Centers for the blind can now be added to the list of civilian areas bombed by the Saudi-led coalition in Yemen — along with wedding halls, hospitals, residential neighborhoods and humanitarian aid warehouses.
Fighting broke out in Yemen, the poorest country in the Middle East, in March. A coalition of Middle Eastern nations and militants loyal to President Abd Rabbuh Mansur Hadi, led by Saudi Arabia and armed by the U.S., is combating Houthi rebels and militants loyal to former President Ali Abdullah Saleh.
Human rights organizations have accused the coalition of war crimes for targeting civilian areas.
In March, the Western-supported coalition attacked a Yemeni refugee camp, killing roughly 40 people and injuring 200 more.
The coalition then bombed an Oxfam warehouse full of life-saving humanitarian aid in April.
In September, Saudi Arabia bombed a wedding in Yemen, killing 131 civilians, including 80 women.
The next month, the coalition attacked another Yemeni wedding, killing at least 47 civilians and injuring 35 more.
In December, the coalition bombed a second Doctors Without Borders medical facility in Yemen.
Around 2,800 civilians have been killed in Yemen since the start of the war in March, according to the U.N. Another 5,300 have been wounded.
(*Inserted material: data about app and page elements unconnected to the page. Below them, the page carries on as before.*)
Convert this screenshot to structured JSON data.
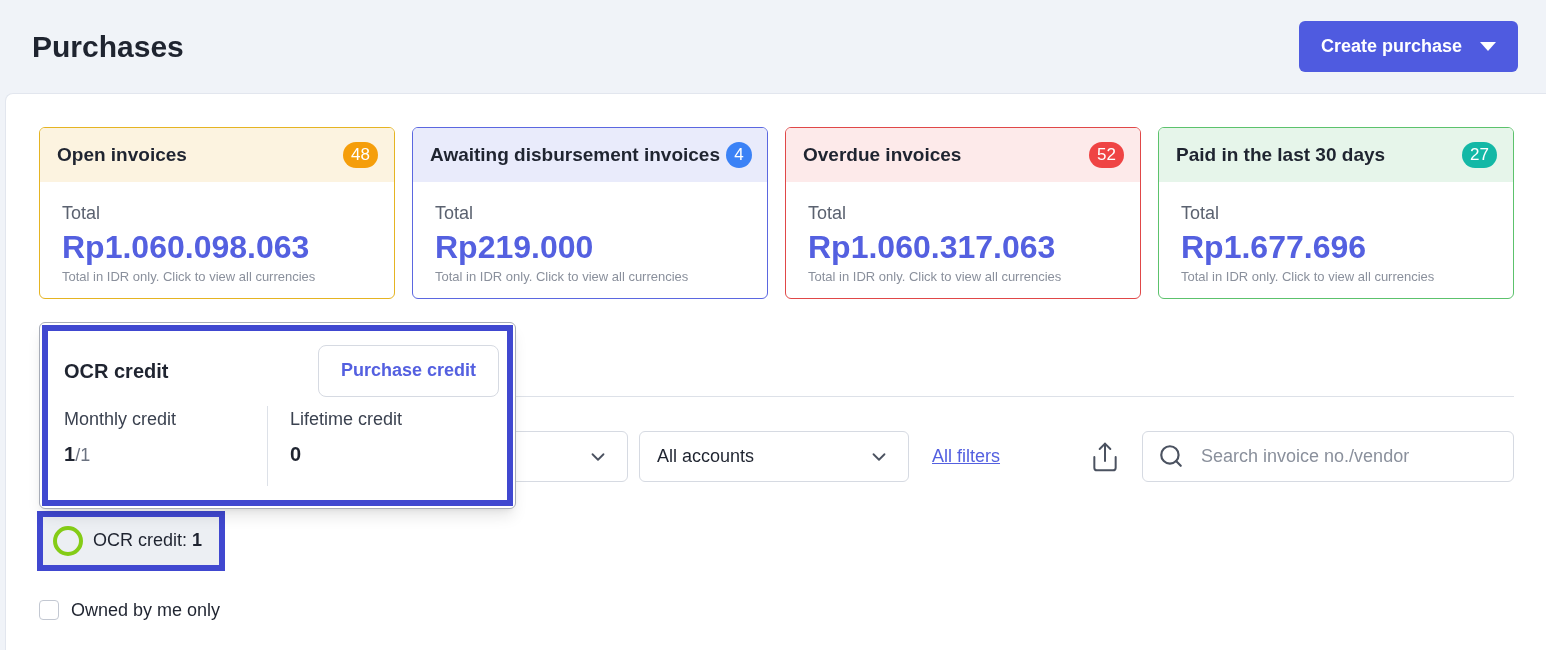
{
  "page": {
    "title": "Purchases",
    "create_button": "Create purchase"
  },
  "cards": [
    {
      "kind": "open",
      "title": "Open invoices",
      "count": "48",
      "color": "#f59e0b",
      "label": "Total",
      "amount": "Rp1.060.098.063",
      "note": "Total in IDR only. Click to view all currencies"
    },
    {
      "kind": "awaiting",
      "title": "Awaiting disbursement invoices",
      "count": "4",
      "color": "#3b82f6",
      "label": "Total",
      "amount": "Rp219.000",
      "note": "Total in IDR only. Click to view all currencies"
    },
    {
      "kind": "overdue",
      "title": "Overdue invoices",
      "count": "52",
      "color": "#ef4444",
      "label": "Total",
      "amount": "Rp1.060.317.063",
      "note": "Total in IDR only. Click to view all currencies"
    },
    {
      "kind": "paid",
      "title": "Paid in the last 30 days",
      "count": "27",
      "color": "#14b8a6",
      "label": "Total",
      "amount": "Rp1.677.696",
      "note": "Total in IDR only. Click to view all currencies"
    }
  ],
  "ocr_popover": {
    "title": "OCR credit",
    "button": "Purchase credit",
    "monthly_label": "Monthly credit",
    "monthly_value": "1",
    "monthly_suffix": "/1",
    "lifetime_label": "Lifetime credit",
    "lifetime_value": "0"
  },
  "filters": {
    "accounts": "All accounts",
    "all_filters": "All filters",
    "search_placeholder": "Search invoice no./vendor"
  },
  "ocr_chip": {
    "text": "OCR credit: **1**"
  },
  "owned_by_me": {
    "label": "Owned by me only",
    "checked": false
  }
}
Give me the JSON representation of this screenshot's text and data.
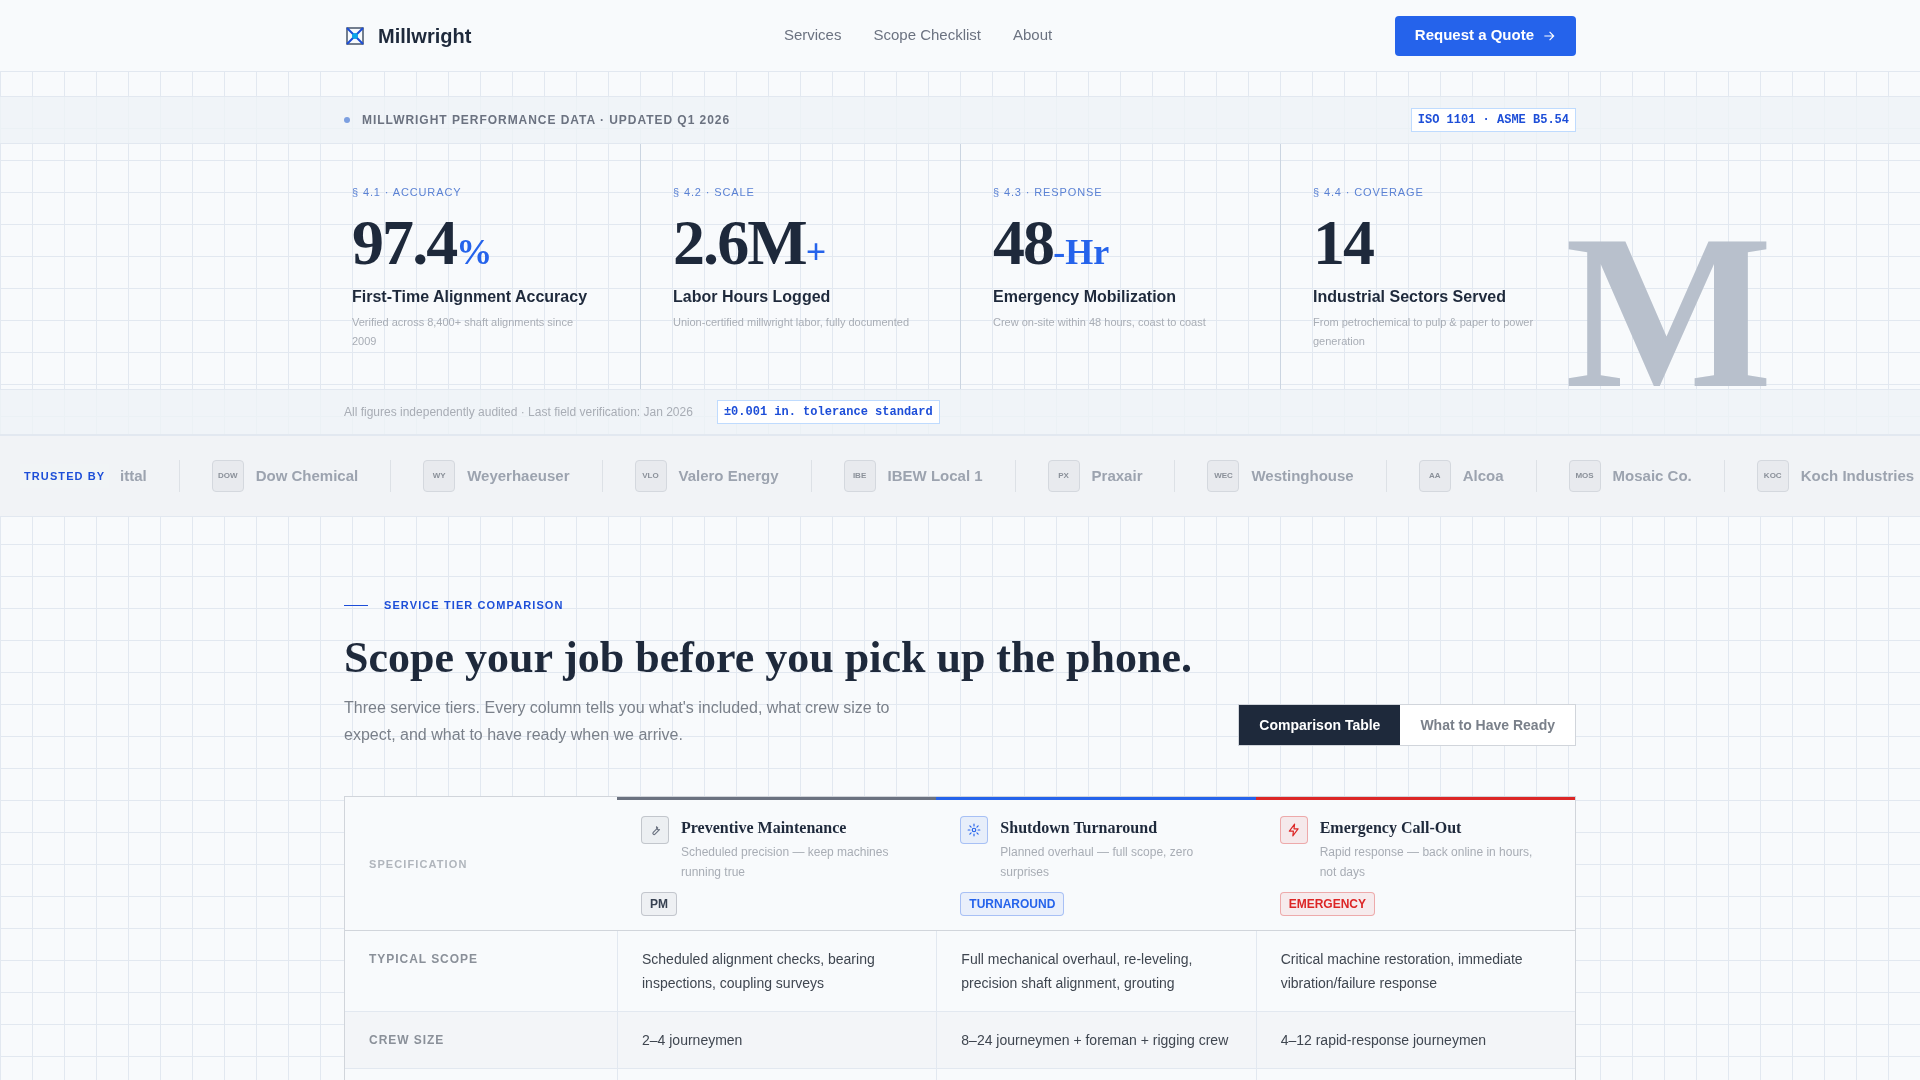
{
  "header": {
    "brand": "Millwright",
    "nav": [
      {
        "label": "Services"
      },
      {
        "label": "Scope Checklist"
      },
      {
        "label": "About"
      }
    ],
    "cta": "Request a Quote"
  },
  "stats_band": {
    "eyebrow": "MILLWRIGHT PERFORMANCE DATA · UPDATED Q1 2026",
    "standards": "ISO 1101 · ASME B5.54",
    "watermark": "M",
    "stats": [
      {
        "section": "§ 4.1 · ACCURACY",
        "value": "97.4",
        "unit": "%",
        "title": "First-Time Alignment Accuracy",
        "description": "Verified across 8,400+ shaft alignments since 2009"
      },
      {
        "section": "§ 4.2 · SCALE",
        "value": "2.6M",
        "unit": "+",
        "title": "Labor Hours Logged",
        "description": "Union-certified millwright labor, fully documented"
      },
      {
        "section": "§ 4.3 · RESPONSE",
        "value": "48",
        "unit": "-Hr",
        "title": "Emergency Mobilization",
        "description": "Crew on-site within 48 hours, coast to coast"
      },
      {
        "section": "§ 4.4 · COVERAGE",
        "value": "14",
        "title": "Industrial Sectors Served",
        "description": "From petrochemical to pulp & paper to power generation"
      }
    ],
    "footnote": "All figures independently audited · Last field verification: Jan 2026",
    "tolerance": "±0.001 in. tolerance standard"
  },
  "trusted": {
    "label": "TRUSTED BY",
    "clients": [
      {
        "name": "ittal"
      },
      {
        "abbr": "DOW",
        "name": "Dow Chemical"
      },
      {
        "abbr": "WY",
        "name": "Weyerhaeuser"
      },
      {
        "abbr": "VLO",
        "name": "Valero Energy"
      },
      {
        "abbr": "IBE",
        "name": "IBEW Local 1"
      },
      {
        "abbr": "PX",
        "name": "Praxair"
      },
      {
        "abbr": "WEC",
        "name": "Westinghouse"
      },
      {
        "abbr": "AA",
        "name": "Alcoa"
      },
      {
        "abbr": "MOS",
        "name": "Mosaic Co."
      },
      {
        "abbr": "KOC",
        "name": "Koch Industries"
      }
    ]
  },
  "comparison": {
    "eyebrow": "SERVICE TIER COMPARISON",
    "heading": "Scope your job before you pick up the phone.",
    "intro": "Three service tiers. Every column tells you what's included, what crew size to expect, and what to have ready when we arrive.",
    "tabs": [
      {
        "label": "Comparison Table",
        "selected": true
      },
      {
        "label": "What to Have Ready",
        "selected": false
      }
    ],
    "table": {
      "corner": "SPECIFICATION",
      "tiers": [
        {
          "kind": "wrench",
          "name": "Preventive Maintenance",
          "tagline": "Scheduled precision — keep machines running true",
          "badge": "PM",
          "color": "#6b7280"
        },
        {
          "kind": "gear",
          "name": "Shutdown Turnaround",
          "tagline": "Planned overhaul — full scope, zero surprises",
          "badge": "TURNAROUND",
          "color": "#2563eb"
        },
        {
          "kind": "bolt",
          "name": "Emergency Call-Out",
          "tagline": "Rapid response — back online in hours, not days",
          "badge": "EMERGENCY",
          "color": "#dc2626"
        }
      ],
      "rows": [
        {
          "label": "TYPICAL SCOPE",
          "cells": [
            "Scheduled alignment checks, bearing inspections, coupling surveys",
            "Full mechanical overhaul, re-leveling, precision shaft alignment, grouting",
            "Critical machine restoration, immediate vibration/failure response"
          ]
        },
        {
          "label": "CREW SIZE",
          "cells": [
            "2–4 journeymen",
            "8–24 journeymen + foreman + rigging crew",
            "4–12 rapid-response journeymen"
          ]
        }
      ]
    }
  }
}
At least 81 civilians were killed and 109 injured in Yemen in the month of December alone.
The Saudi-led coalition is responsible for approximately two-thirds of civilian deaths, the U.N. says. Coalition airstrikes killed at least 62 civilians in December, whereas Houthi rebels reportedly killed 11.
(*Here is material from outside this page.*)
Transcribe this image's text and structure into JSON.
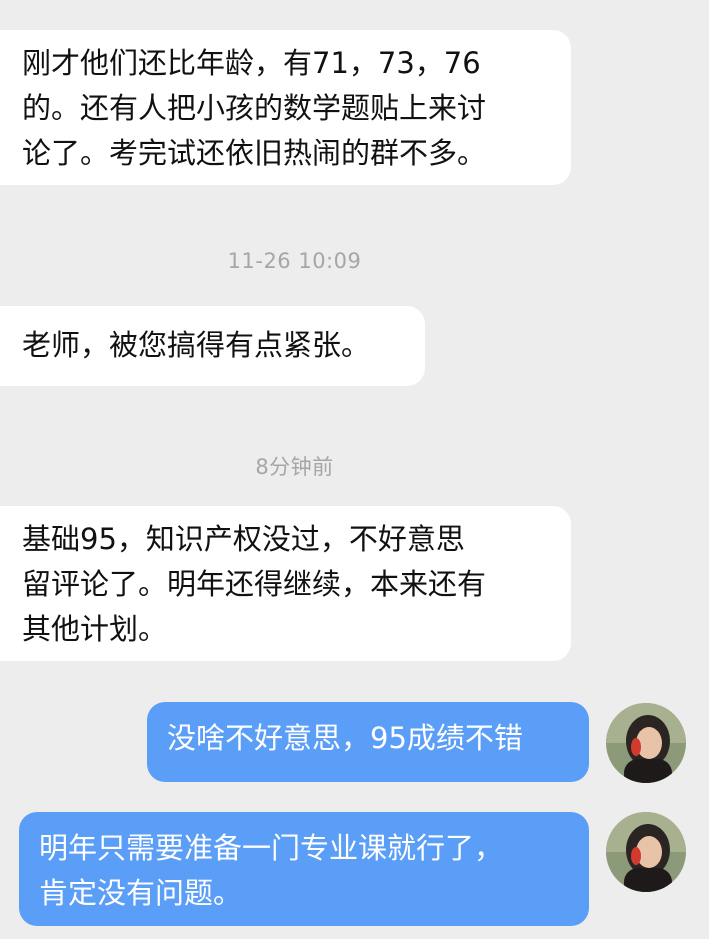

The U.N. has condemned the coalition for using widely banned cluster munitions in Yemen. These internationally banned weapons were provided to Saudi Arabia by the U.S. Kenneth Roth, executive director of Human Rights Watch, blasted the coalition for using the indiscriminate weapons, saying Saudi Arabia is “repeatedly using indiscriminate forms of warfare.”
A quiet, and misleading media
Despite statements by rights groups, much of the U.S. media has been actively ignoring the ongoing war. And, even when outlets do report on it, coverage is often overtly biased.
Reuters published a piece about the bombing of the center for the blind, euphemistically titled “Yemen war intensifies amid mounting regional tension.”
The first line of the piece calls the Yemeni rebels “Iran-allied Houthi forces,” yet the extent to which they are backed by Iran is contested, and likely greatly exaggerated.
Award-winning investigative reporter Gareth Porter has challenged media reports of Iran ties, arguing they are not based on evidence. Porter says “false stories of Iran armed the Houthis were used to justify war in Yemen.”
Only in the third line of its article does Reuters report that “the air raids hit a care center for the blind and Yemen’s chamber of commerce headquarters.”
Newsweek reprinted the Reuters article with the equally euphemistic headline “Yemen War Heats Back Up After Relative Lull.”
The European press has devoted a little more attention to the U.K.-backed war, but even then its coverage also leaves a lot to be desired.
Britain’s The Independent ran an article on Jan. 4 that calls the brutal Saudi-led, Western-backed war “Yemen’s sectarian civil war,” implying it is about sectarianism and religion, not empire.
The piece claimed the war “has largely escaped Western media attention,” by which it actually meant the war has largely been ignored by Western media outlets.
Most glaring of all, The Independent did not mention once in the piece that this is a Western-backed war, in which the Saudi-led coalition is being actively armed by the U.S.
The article gave a heartwarming platform to a Yemeni artist, but, in the process, tried to humanize the war by depoliticizing it.